* **TASK INSTRUCTIONS**
All records must be restated word for word.

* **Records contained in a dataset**

· · ·

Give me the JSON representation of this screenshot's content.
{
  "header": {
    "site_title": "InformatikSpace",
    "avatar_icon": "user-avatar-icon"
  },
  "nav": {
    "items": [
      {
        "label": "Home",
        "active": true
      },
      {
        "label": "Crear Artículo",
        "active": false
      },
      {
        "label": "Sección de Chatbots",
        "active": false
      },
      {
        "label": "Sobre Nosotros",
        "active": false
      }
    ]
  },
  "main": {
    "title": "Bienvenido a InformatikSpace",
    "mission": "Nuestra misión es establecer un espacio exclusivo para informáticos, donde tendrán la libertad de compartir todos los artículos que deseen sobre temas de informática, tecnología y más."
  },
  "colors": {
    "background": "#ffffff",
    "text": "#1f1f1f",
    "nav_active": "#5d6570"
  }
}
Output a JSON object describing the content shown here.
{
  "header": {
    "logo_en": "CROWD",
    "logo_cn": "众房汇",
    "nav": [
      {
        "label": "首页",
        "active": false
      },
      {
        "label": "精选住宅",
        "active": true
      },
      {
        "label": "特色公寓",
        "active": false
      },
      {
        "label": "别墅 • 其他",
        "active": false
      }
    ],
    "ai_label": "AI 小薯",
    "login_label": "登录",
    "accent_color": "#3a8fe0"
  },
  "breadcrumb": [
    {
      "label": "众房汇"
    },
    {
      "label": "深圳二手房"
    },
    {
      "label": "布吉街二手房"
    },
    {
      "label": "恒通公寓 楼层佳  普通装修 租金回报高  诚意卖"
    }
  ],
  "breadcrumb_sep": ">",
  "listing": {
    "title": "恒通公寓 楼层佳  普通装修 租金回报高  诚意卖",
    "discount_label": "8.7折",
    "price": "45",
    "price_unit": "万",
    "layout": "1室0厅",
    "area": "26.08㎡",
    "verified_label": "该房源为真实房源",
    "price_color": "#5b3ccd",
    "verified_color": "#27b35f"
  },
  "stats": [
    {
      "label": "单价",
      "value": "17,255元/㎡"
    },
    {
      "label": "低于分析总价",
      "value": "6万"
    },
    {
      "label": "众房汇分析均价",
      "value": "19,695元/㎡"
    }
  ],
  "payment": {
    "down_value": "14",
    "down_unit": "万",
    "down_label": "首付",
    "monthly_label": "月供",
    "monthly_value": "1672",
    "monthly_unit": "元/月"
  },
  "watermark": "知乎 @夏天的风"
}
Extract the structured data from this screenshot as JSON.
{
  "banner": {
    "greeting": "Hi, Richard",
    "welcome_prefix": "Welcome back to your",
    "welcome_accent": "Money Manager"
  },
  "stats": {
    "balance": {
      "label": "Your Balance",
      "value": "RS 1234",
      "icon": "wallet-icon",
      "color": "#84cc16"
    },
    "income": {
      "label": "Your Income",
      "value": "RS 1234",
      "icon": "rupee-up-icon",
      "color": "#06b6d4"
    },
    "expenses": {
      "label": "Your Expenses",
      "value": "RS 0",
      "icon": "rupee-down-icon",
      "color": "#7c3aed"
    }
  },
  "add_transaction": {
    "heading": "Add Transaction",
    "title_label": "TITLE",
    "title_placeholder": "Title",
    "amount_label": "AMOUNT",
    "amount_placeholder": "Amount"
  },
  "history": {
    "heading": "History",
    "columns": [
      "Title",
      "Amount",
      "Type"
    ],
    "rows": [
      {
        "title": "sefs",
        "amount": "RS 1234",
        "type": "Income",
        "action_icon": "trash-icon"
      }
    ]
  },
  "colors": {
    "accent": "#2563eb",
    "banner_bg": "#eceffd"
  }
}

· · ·

* **OUTPUT OF THE EXERCISE**
Give me the JSON representation of this screenshot's content.
{
  "header": {
    "site_title": "InformatikSpace",
    "avatar_icon": "user-avatar-icon"
  },
  "nav": {
    "items": [
      {
        "label": "Home",
        "active": true
      },
      {
        "label": "Crear Artículo",
        "active": false
      },
      {
        "label": "Sección de Chatbots",
        "active": false
      },
      {
        "label": "Sobre Nosotros",
        "active": false
      }
    ]
  },
  "main": {
    "title": "Bienvenido a InformatikSpace",
    "mission": "Nuestra misión es establecer un espacio exclusivo para informáticos, donde tendrán la libertad de compartir todos los artículos que deseen sobre temas de informática, tecnología y más."
  },
  "colors": {
    "background": "#ffffff",
    "text": "#1f1f1f",
    "nav_active": "#5d6570"
  }
}
Output a JSON object describing the content shown here.
{
  "header": {
    "logo_en": "CROWD",
    "logo_cn": "众房汇",
    "nav": [
      {
        "label": "首页",
        "active": false
      },
      {
        "label": "精选住宅",
        "active": true
      },
      {
        "label": "特色公寓",
        "active": false
      },
      {
        "label": "别墅 • 其他",
        "active": false
      }
    ],
    "ai_label": "AI 小薯",
    "login_label": "登录",
    "accent_color": "#3a8fe0"
  },
  "breadcrumb": [
    {
      "label": "众房汇"
    },
    {
      "label": "深圳二手房"
    },
    {
      "label": "布吉街二手房"
    },
    {
      "label": "恒通公寓 楼层佳  普通装修 租金回报高  诚意卖"
    }
  ],
  "breadcrumb_sep": ">",
  "listing": {
    "title": "恒通公寓 楼层佳  普通装修 租金回报高  诚意卖",
    "discount_label": "8.7折",
    "price": "45",
    "price_unit": "万",
    "layout": "1室0厅",
    "area": "26.08㎡",
    "verified_label": "该房源为真实房源",
    "price_color": "#5b3ccd",
    "verified_color": "#27b35f"
  },
  "stats": [
    {
      "label": "单价",
      "value": "17,255元/㎡"
    },
    {
      "label": "低于分析总价",
      "value": "6万"
    },
    {
      "label": "众房汇分析均价",
      "value": "19,695元/㎡"
    }
  ],
  "payment": {
    "down_value": "14",
    "down_unit": "万",
    "down_label": "首付",
    "monthly_label": "月供",
    "monthly_value": "1672",
    "monthly_unit": "元/月"
  },
  "watermark": "知乎 @夏天的风"
}
Extract the structured data from this screenshot as JSON.
{
  "banner": {
    "greeting": "Hi, Richard",
    "welcome_prefix": "Welcome back to your",
    "welcome_accent": "Money Manager"
  },
  "stats": {
    "balance": {
      "label": "Your Balance",
      "value": "RS 1234",
      "icon": "wallet-icon",
      "color": "#84cc16"
    },
    "income": {
      "label": "Your Income",
      "value": "RS 1234",
      "icon": "rupee-up-icon",
      "color": "#06b6d4"
    },
    "expenses": {
      "label": "Your Expenses",
      "value": "RS 0",
      "icon": "rupee-down-icon",
      "color": "#7c3aed"
    }
  },
  "add_transaction": {
    "heading": "Add Transaction",
    "title_label": "TITLE",
    "title_placeholder": "Title",
    "amount_label": "AMOUNT",
    "amount_placeholder": "Amount"
  },
  "history": {
    "heading": "History",
    "columns": [
      "Title",
      "Amount",
      "Type"
    ],
    "rows": [
      {
        "title": "sefs",
        "amount": "RS 1234",
        "type": "Income",
        "action_icon": "trash-icon"
      }
    ]
  },
  "colors": {
    "accent": "#2563eb",
    "banner_bg": "#eceffd"
  }
}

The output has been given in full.